Project LoonWorkers at a Sri Lanka tea plantation on Feb. 17 found wreckage of a Google “Project Loon” Wi-Fi high-altitude balloon. It was the maiden flight of the controversial project that would bring Wi-Fi to remote areas.

Global Union Against Radiation Deployment from Space has said the program could lead to “environmental devastation and even widespread starvation.”

Blanketing the earth with “harmful pulsed microwave radiation will destroy ozone and worsen climate change due to the emission of black soot from so many rockets,” it says.

GUARDS logo“Combined with the detrimental effects radio frequency radiation has on both flora and fauna, including bees, these global wireless projects are predicted to lead to environmental devastation and even widespread starvation.”

Project Loon would be a network of balloons traveling at the edge of space that would connect rural and remote areas to the internet.

Government Says Balloon “Landed Safely”

Workers found the deflated balloon with its electronic equipment in the island’s tea-growing region in Grampola.

The Sri Lanka Information and Communications Technology Agency said the balloon “landed safely under standard operating procedures as part of the test.”

The balloon, one of three in the test, entered Sri Lanka air space Feb. 14 after having been launched from South America. The balloons will travel twice as high as commercial airliners (11 miles) and will be propelled by winds and directed from the ground. Lifespan is about 180 days.

Sri Lanka is taking a 25% stake in the joint venture with Google in exchange for allocating spectrum for the project.

GUARDS says the “harmful pulsed microwave radiation” violates human rights conventions due to the “serious biological effects and involuntary nature of the exposure.”

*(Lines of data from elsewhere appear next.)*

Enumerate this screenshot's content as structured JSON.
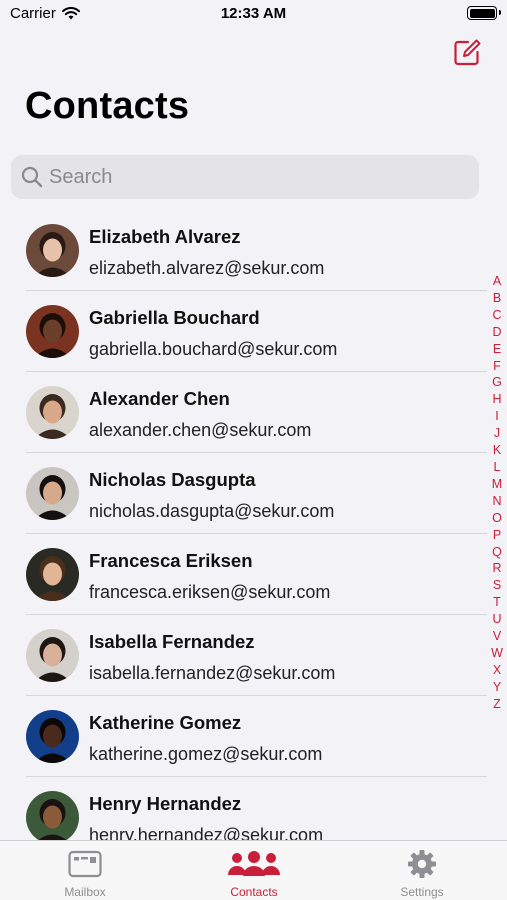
{
  "status_bar": {
    "carrier": "Carrier",
    "time": "12:33 AM",
    "battery_level": 1.0
  },
  "header": {
    "title": "Contacts",
    "compose_icon": "compose-icon"
  },
  "search": {
    "placeholder": "Search",
    "value": ""
  },
  "contacts": [
    {
      "name": "Elizabeth Alvarez",
      "email": "elizabeth.alvarez@sekur.com",
      "avatar_bg": "#6b4a3c",
      "skin": "#e8c2a8",
      "hair": "#2a1a14"
    },
    {
      "name": "Gabriella Bouchard",
      "email": "gabriella.bouchard@sekur.com",
      "avatar_bg": "#7a3320",
      "skin": "#6a3e28",
      "hair": "#1c0f08"
    },
    {
      "name": "Alexander Chen",
      "email": "alexander.chen@sekur.com",
      "avatar_bg": "#d9d4cc",
      "skin": "#d8a888",
      "hair": "#3a2a20"
    },
    {
      "name": "Nicholas Dasgupta",
      "email": "nicholas.dasgupta@sekur.com",
      "avatar_bg": "#c9c5c0",
      "skin": "#d6a98a",
      "hair": "#141010"
    },
    {
      "name": "Francesca Eriksen",
      "email": "francesca.eriksen@sekur.com",
      "avatar_bg": "#2a2a24",
      "skin": "#e2b596",
      "hair": "#4a2e1c"
    },
    {
      "name": "Isabella Fernandez",
      "email": "isabella.fernandez@sekur.com",
      "avatar_bg": "#d4d0cc",
      "skin": "#d9b09a",
      "hair": "#1e1612"
    },
    {
      "name": "Katherine Gomez",
      "email": "katherine.gomez@sekur.com",
      "avatar_bg": "#123e8a",
      "skin": "#4a2a1c",
      "hair": "#0c0808"
    },
    {
      "name": "Henry Hernandez",
      "email": "henry.hernandez@sekur.com",
      "avatar_bg": "#3c5a3a",
      "skin": "#8a5a3a",
      "hair": "#1a1210"
    }
  ],
  "index_letters": [
    "A",
    "B",
    "C",
    "D",
    "E",
    "F",
    "G",
    "H",
    "I",
    "J",
    "K",
    "L",
    "M",
    "N",
    "O",
    "P",
    "Q",
    "R",
    "S",
    "T",
    "U",
    "V",
    "W",
    "X",
    "Y",
    "Z"
  ],
  "tabs": [
    {
      "label": "Mailbox",
      "icon": "mailbox-icon",
      "active": false
    },
    {
      "label": "Contacts",
      "icon": "contacts-icon",
      "active": true
    },
    {
      "label": "Settings",
      "icon": "gear-icon",
      "active": false
    }
  ],
  "colors": {
    "accent": "#c8203a",
    "inactive_tab": "#8e8e93",
    "background": "#f2f2f7"
  }
}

The plan of Google and others to blanket New York City with 7,500 Wi-Fi terminals that would replace pay phone pedestals has brought many of the same criticisms.